The rule was an obvious and blatant attack on Planned Parenthood, which withdrew from the Title X program the day it went into effect. Until that point, Planned Parenthood clinics covered the family planning needs of 41 percent of women who rely on Title X.
The new language revoking the previous rule took effect on November 8, which means that Planned Parenthood and other providers forced out of the program may begin applying to re-enter. Patients will once again have access to the full range of options when they choose a Title X clinic for their care.
House Passes Women’s Health Protection Act
In the wake of the Supreme Court’s shocking refusal to block the blatantly unconstitutional Texas abortion “bounty” law (SB 8), the House of Representatives voted to pass H.R. 3755, the Women’s Health Protection Act (WHPA), on September 24.
Sponsored by Rep. Judy Chu (D-CA), the bill establishes a statutory right to abortion access free from medically unnecessary restrictions. It invalidates many of the state-level restrictions that have been enacted over the last decade, including six-week bans, 20-week bans, biased or inaccurate “counseling” requirements, mandatory ultrasounds, hospital admitting privileges requirements for doctors, and waiting periods.
WHPA passed 218-211, with only Texas Democrat Henry Cuellar joining all House Republicans to vote against it. Passing the bill in September was intended as a direct response to the Texas law, which empowers private citizens to sue anyone who “facilitates” an abortion after cardiac activity can be detected—at around six weeks into pregnancy. Although the Justice Department has stepped in to litigate the law (see In the News, page 6), there is little that Congress can do about it at the moment.
There is a Senate version of the Women’s Health Protection Act (S. 1975), led by Sen. Richard Blumenthal (D-CT), but as long as the upper chamber continues to hold to the 60-vote threshold to defeat the filibuster and pass legislation, there’s no chance of the bill becoming law in the current Congress.
Supreme Court to Hear Challenge to Roe v. Wade

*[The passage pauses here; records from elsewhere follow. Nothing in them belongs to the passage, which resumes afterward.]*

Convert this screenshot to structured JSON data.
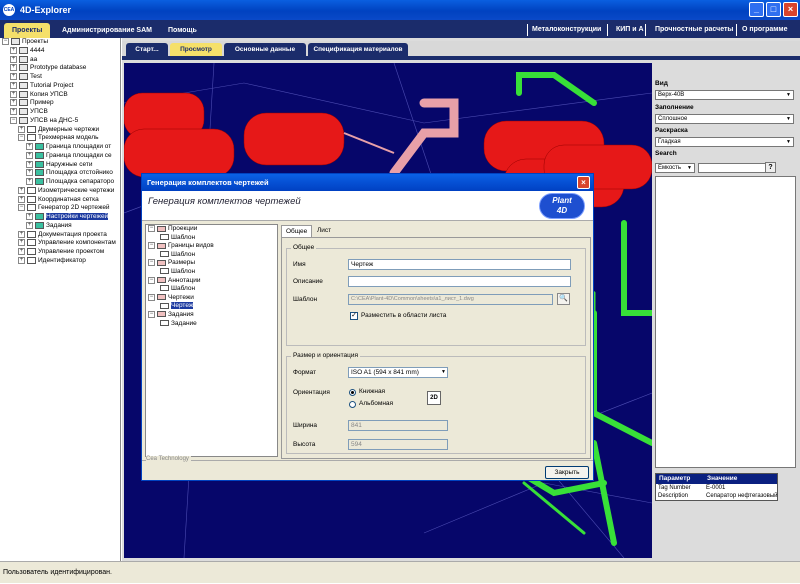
{
  "window": {
    "title": "4D-Explorer",
    "app_icon": "CEA"
  },
  "menu": {
    "tabs": [
      "Проекты",
      "Администрирование SAM",
      "Помощь"
    ],
    "right": [
      "Металоконструкции",
      "КИП и А",
      "Прочностные расчеты",
      "О программе"
    ]
  },
  "content_tabs": [
    "Старт...",
    "Просмотр",
    "Основные данные",
    "Спецификация материалов"
  ],
  "tree": {
    "items": [
      {
        "label": "Проекты",
        "level": 0
      },
      {
        "label": "4444",
        "level": 1
      },
      {
        "label": "aa",
        "level": 1
      },
      {
        "label": "Prototype database",
        "level": 1
      },
      {
        "label": "Test",
        "level": 1
      },
      {
        "label": "Tutorial Project",
        "level": 1
      },
      {
        "label": "Копия УПСВ",
        "level": 1
      },
      {
        "label": "Пример",
        "level": 1
      },
      {
        "label": "УПСВ",
        "level": 1
      },
      {
        "label": "УПСВ на ДНС-5",
        "level": 1
      },
      {
        "label": "Двумерные чертежи",
        "level": 2
      },
      {
        "label": "Трехмерная модель",
        "level": 2
      },
      {
        "label": "Граница площадки от",
        "level": 3
      },
      {
        "label": "Граница площадки се",
        "level": 3
      },
      {
        "label": "Наружные сети",
        "level": 3
      },
      {
        "label": "Площадка отстойнико",
        "level": 3
      },
      {
        "label": "Площадка сепараторо",
        "level": 3
      },
      {
        "label": "Изометрические чертежи",
        "level": 2
      },
      {
        "label": "Координатная сетка",
        "level": 2
      },
      {
        "label": "Генератор 2D чертежей",
        "level": 2
      },
      {
        "label": "Настройки чертежей",
        "level": 3
      },
      {
        "label": "Задания",
        "level": 3
      },
      {
        "label": "Документация проекта",
        "level": 2
      },
      {
        "label": "Управление компонентам",
        "level": 2
      },
      {
        "label": "Управление проектом",
        "level": 2
      },
      {
        "label": "Идентификатор",
        "level": 2
      }
    ],
    "selected_index": 20
  },
  "right_panel": {
    "view_label": "Вид",
    "view_value": "Верх-40В",
    "fill_label": "Заполнение",
    "fill_value": "Сплошное",
    "color_label": "Раскраска",
    "color_value": "Гладкая",
    "search_label": "Search",
    "search_value": "Емкость",
    "help_button": "?"
  },
  "params": {
    "header_param": "Параметр",
    "header_value": "Значение",
    "rows": [
      {
        "param": "Tag Number",
        "value": "E-0001"
      },
      {
        "param": "Description",
        "value": "Сепаратор нефтегазовый"
      }
    ]
  },
  "status": {
    "text": "Пользователь идентифицирован."
  },
  "dialog": {
    "title": "Генерация комплектов чертежей",
    "heading": "Генерация комплектов чертежей",
    "logo_line1": "Plant",
    "logo_line2": "4D",
    "tree": [
      {
        "label": "Проекции",
        "level": 0
      },
      {
        "label": "Шаблон",
        "level": 1
      },
      {
        "label": "Границы видов",
        "level": 0
      },
      {
        "label": "Шаблон",
        "level": 1
      },
      {
        "label": "Размеры",
        "level": 0
      },
      {
        "label": "Шаблон",
        "level": 1
      },
      {
        "label": "Аннотации",
        "level": 0
      },
      {
        "label": "Шаблон",
        "level": 1
      },
      {
        "label": "Чертежи",
        "level": 0
      },
      {
        "label": "Чертеж",
        "level": 1
      },
      {
        "label": "Задания",
        "level": 0
      },
      {
        "label": "Задание",
        "level": 1
      }
    ],
    "tree_selected": 9,
    "tabs": [
      "Общее",
      "Лист"
    ],
    "general_group": "Общее",
    "name_label": "Имя",
    "name_value": "Чертеж",
    "desc_label": "Описание",
    "desc_value": "",
    "template_label": "Шаблон",
    "template_value": "C:\\CEA\\Plant-4D\\Common\\sheets\\a1_лист_1.dwg",
    "place_label": "Разместить в области листа",
    "place_checked": true,
    "size_group": "Размер и ориентация",
    "format_label": "Формат",
    "format_value": "ISO A1 (594 x 841 mm)",
    "orientation_label": "Ориентация",
    "portrait_label": "Книжная",
    "landscape_label": "Альбомная",
    "orientation_selected": "Книжная",
    "orient_icon": "2D",
    "width_label": "Ширина",
    "width_value": "841",
    "height_label": "Высота",
    "height_value": "594",
    "company": "Cea Technology",
    "close_button": "Закрыть"
  },
  "colors": {
    "accent": "#1b2c6b",
    "active_tab": "#f5e06a",
    "title_blue": "#0042c0",
    "viewport_bg": "#06066a",
    "vessel_red": "#e61818",
    "pipe_green": "#38e038",
    "pipe_pink": "#e8a0a8"
  }
}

After postponing its private conference on the case for months, the Supreme Court has announced that it will hear oral arguments on December 1 in Dobbs v. Jackson Women’s Health Organization, a case centering on Mississippi’s attempt to ban abortion after 15 weeks. The law contains exceptions only for life-threatening emergencies and fetal abnormalities, and state legislators have been clear about wanting to use it as a vehicle to challenge the central holding of Roe v. Wade.
Although Chief Justice John Roberts voted with the Court’s liberal bloc last year in a case about a Louisiana law requiring doctors who perform abortions to have admitting privileges at local hospitals, he did use that case to signal that he would be willing to consider restrictions or bans based on other grounds. Additionally, since that case, the composition of the Court has changed, with Justice Amy Coney Barrett replacing the late Justice Ruth Bader Ginsburg.

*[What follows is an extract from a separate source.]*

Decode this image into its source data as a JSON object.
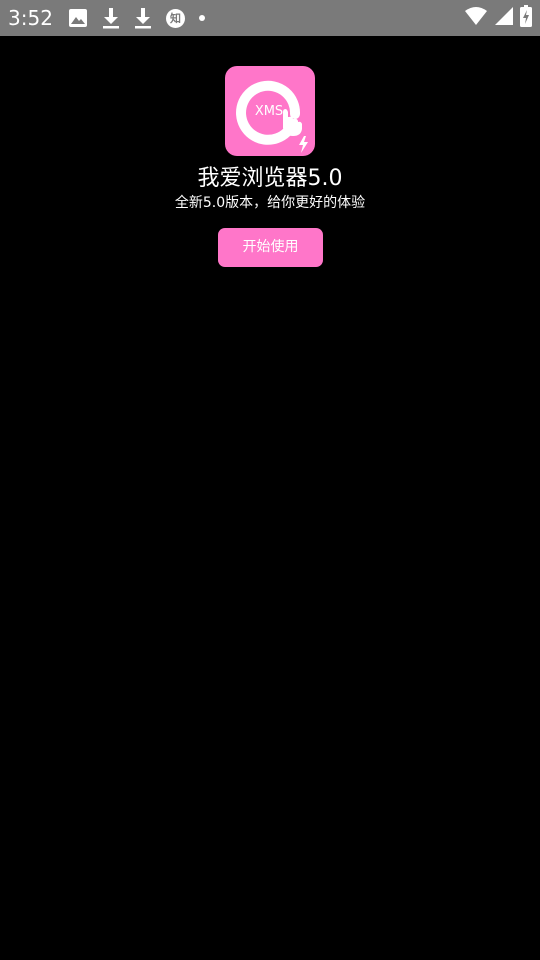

This case is the most significant threat to Roe in decades. A ruling is expected in June 2022.